As part of the body camera program, Chief Anderson also requested to hire 12 civilian technical experts. Ten would be hired for the IT division and two would be for the public affairs office “to ensure that the video storage process operates as it should, and to process attorney and public requests for copies of video.”
Nashville Mayor David Briley said in a statement that he supports the new ninth precinct, use of body cameras and “is committed to rolling them out in a fiscally-responsible way.”
In addition to the police department’s request, the Nashville Fire Department also said it needs more money and more people to handle the growing demand for emergency help.
In a separate budget hearing, Interim Chief William Swann told the mayor he needs 67 new firefighters and two medical units.
“We’ve been doing our job for a long time and the men and women in the field are the ones that make it happen,” said Chief Swann. “Any assistance we can get we’ll greatly appreciate and put it great use.”
The department says the opioid crisis is affecting them.
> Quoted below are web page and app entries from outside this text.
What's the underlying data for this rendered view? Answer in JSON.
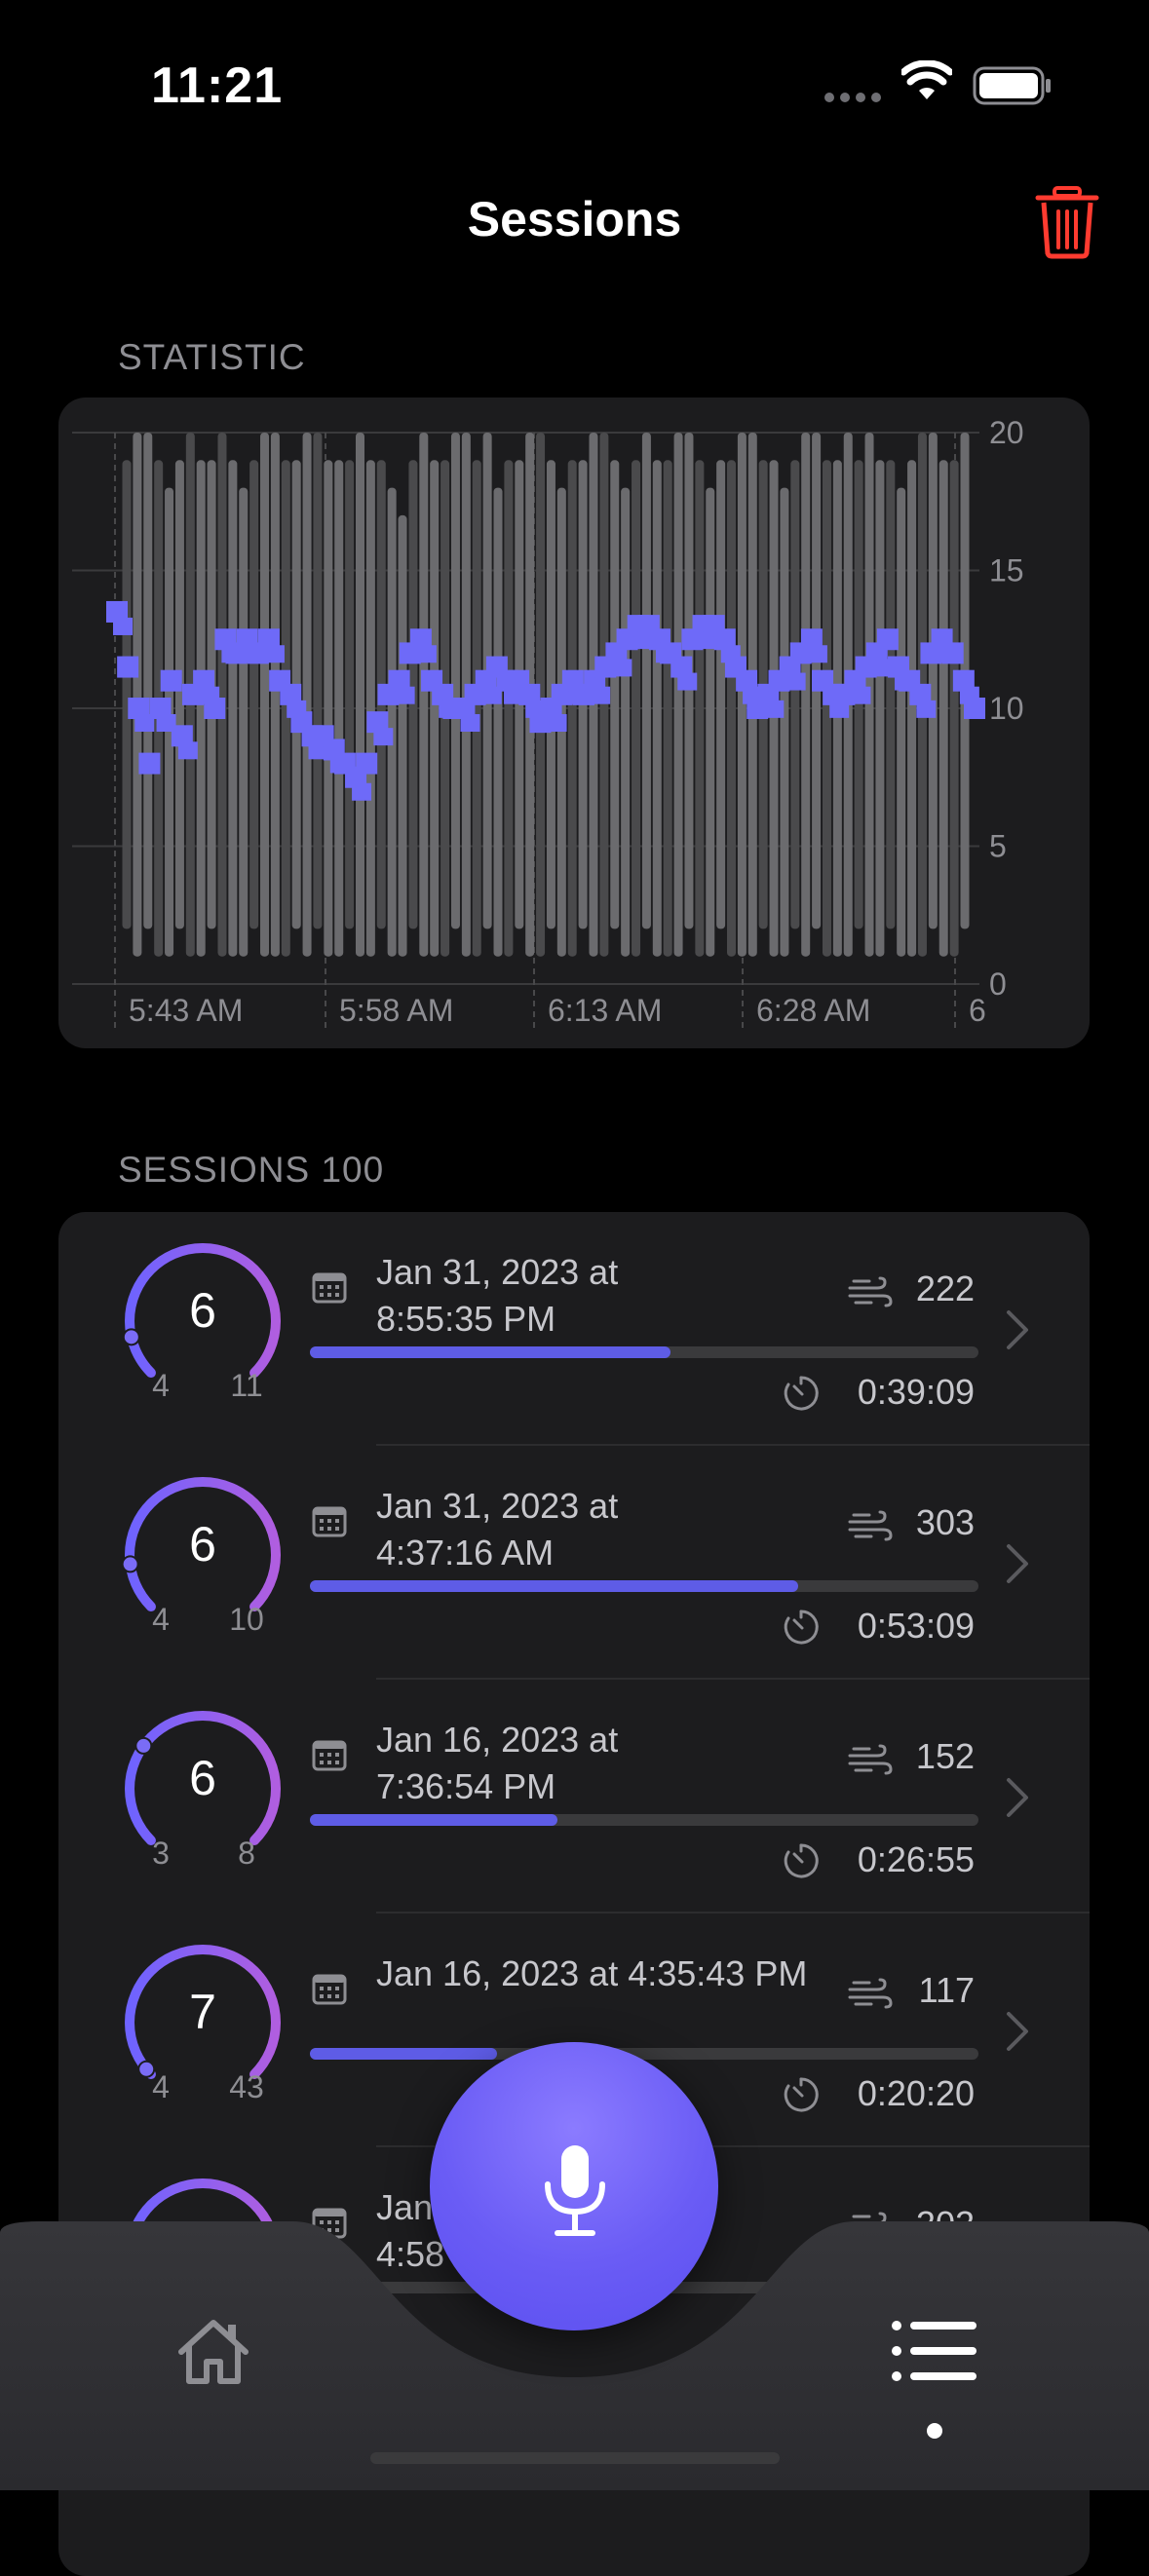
{
  "status_bar": {
    "time": "11:21"
  },
  "nav": {
    "title": "Sessions"
  },
  "statistic": {
    "section_label": "STATISTIC"
  },
  "chart_data": {
    "type": "bar",
    "description_series": [
      {
        "name": "range",
        "kind": "range-bars"
      },
      {
        "name": "mean",
        "kind": "scatter-squares",
        "color": "#6e6af8"
      }
    ],
    "ylim": [
      0,
      20
    ],
    "y_ticks": [
      "20",
      "15",
      "10",
      "5",
      "0"
    ],
    "x_ticks": [
      "5:43 AM",
      "5:58 AM",
      "6:13 AM",
      "6:28 AM",
      "6"
    ],
    "range_low": [
      2,
      1,
      2,
      1,
      1,
      2,
      1,
      1,
      2,
      1,
      1,
      1,
      2,
      1,
      1,
      1,
      2,
      1,
      2,
      1,
      1,
      2,
      1,
      1,
      2,
      1,
      1,
      2,
      1,
      1,
      1,
      2,
      1,
      1,
      2,
      1,
      1,
      2,
      1,
      1,
      2,
      1,
      1,
      2,
      1,
      1,
      2,
      1,
      1,
      2,
      1,
      1,
      1,
      2,
      1,
      1,
      2,
      1,
      1,
      1,
      2,
      1,
      1,
      2,
      1,
      2,
      1,
      1,
      1,
      2,
      1,
      1,
      2,
      1,
      1,
      1,
      2,
      1,
      1,
      2
    ],
    "range_high": [
      19,
      20,
      20,
      19,
      18,
      19,
      20,
      19,
      19,
      20,
      19,
      18,
      19,
      20,
      20,
      19,
      19,
      20,
      20,
      19,
      19,
      19,
      20,
      19,
      19,
      18,
      17,
      19,
      20,
      19,
      19,
      20,
      20,
      19,
      20,
      18,
      19,
      19,
      20,
      20,
      19,
      18,
      19,
      19,
      20,
      20,
      19,
      18,
      19,
      20,
      19,
      19,
      20,
      20,
      19,
      18,
      19,
      19,
      20,
      20,
      19,
      19,
      18,
      19,
      20,
      20,
      19,
      19,
      20,
      19,
      20,
      19,
      19,
      18,
      19,
      20,
      20,
      19,
      19,
      20
    ],
    "mean_values": [
      13.5,
      11.5,
      10,
      8,
      10,
      11,
      9,
      10.5,
      11,
      10,
      12.5,
      12,
      12.5,
      12,
      12.5,
      11,
      10.5,
      9.5,
      9,
      9,
      8.5,
      8,
      7.5,
      8,
      9.5,
      10.5,
      11,
      12,
      12.5,
      11,
      10.5,
      10,
      10,
      10.5,
      11,
      11.5,
      11,
      11,
      10.5,
      9.5,
      10,
      10.5,
      11,
      10.5,
      11,
      11.5,
      12,
      12.5,
      13,
      13,
      12.5,
      12,
      11.5,
      12.5,
      13,
      13,
      12.5,
      11.5,
      11,
      10,
      10.5,
      11,
      11.5,
      12,
      12.5,
      11,
      10.5,
      10.5,
      11,
      11.5,
      12,
      12.5,
      11.5,
      11,
      10.5,
      12,
      12.5,
      12,
      11,
      10
    ]
  },
  "sessions": {
    "section_label": "SESSIONS 100",
    "items": [
      {
        "mean": "6",
        "min": "4",
        "max": "11",
        "date": "Jan 31, 2023 at\n8:55:35 PM",
        "breaths": "222",
        "duration": "0:39:09",
        "progress": 0.54,
        "marker": 0.12
      },
      {
        "mean": "6",
        "min": "4",
        "max": "10",
        "date": "Jan 31, 2023 at\n4:37:16 AM",
        "breaths": "303",
        "duration": "0:53:09",
        "progress": 0.73,
        "marker": 0.14
      },
      {
        "mean": "6",
        "min": "3",
        "max": "8",
        "date": "Jan 16, 2023 at\n7:36:54 PM",
        "breaths": "152",
        "duration": "0:26:55",
        "progress": 0.37,
        "marker": 0.3
      },
      {
        "mean": "7",
        "min": "4",
        "max": "43",
        "date": "Jan 16, 2023 at 4:35:43 PM",
        "breaths": "117",
        "duration": "0:20:20",
        "progress": 0.28,
        "marker": 0.02
      },
      {
        "mean": "",
        "min": "",
        "max": "",
        "date": "Jan\n4:58",
        "breaths": "202",
        "duration": "",
        "progress": 0.1,
        "marker": 0.12
      }
    ]
  },
  "colors": {
    "accent": "#5e5ce6",
    "gauge_start": "#6e63ff",
    "gauge_end": "#b05ee0",
    "trash": "#ff3b30",
    "card": "#1c1c1e"
  },
  "tabbar": {
    "items": [
      {
        "icon": "house-icon"
      },
      {
        "icon": "list-icon",
        "selected": true
      }
    ],
    "center": {
      "icon": "microphone-icon"
    }
  }
}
From July 2017 to January 2018, the department spent $119,000 dollars on Narcan.
Nashville’s EMTs and firefighters gave Narcan to 275 patients with a presumed overdose in January and February this year, compared to 131 patients in January and February 2017 – a 110 percent increase.
Even if some patients receive more than one dose, Chief Swann says it shows what they’re up against.
“It still just shows the situation and the dire need for Narcan,” said the Chief. “And to make sure we have proper staffing and medical supplies to be able to administer this.”
Chief Swann also asked for additional funding for specialized training for active shooters, HazMat, Urban Search and Rescue, trench and confined space rescues, and high rise rescue techniques.
The next step is to meet with the mayor one and one and then, there should be a first draft of the budget in May.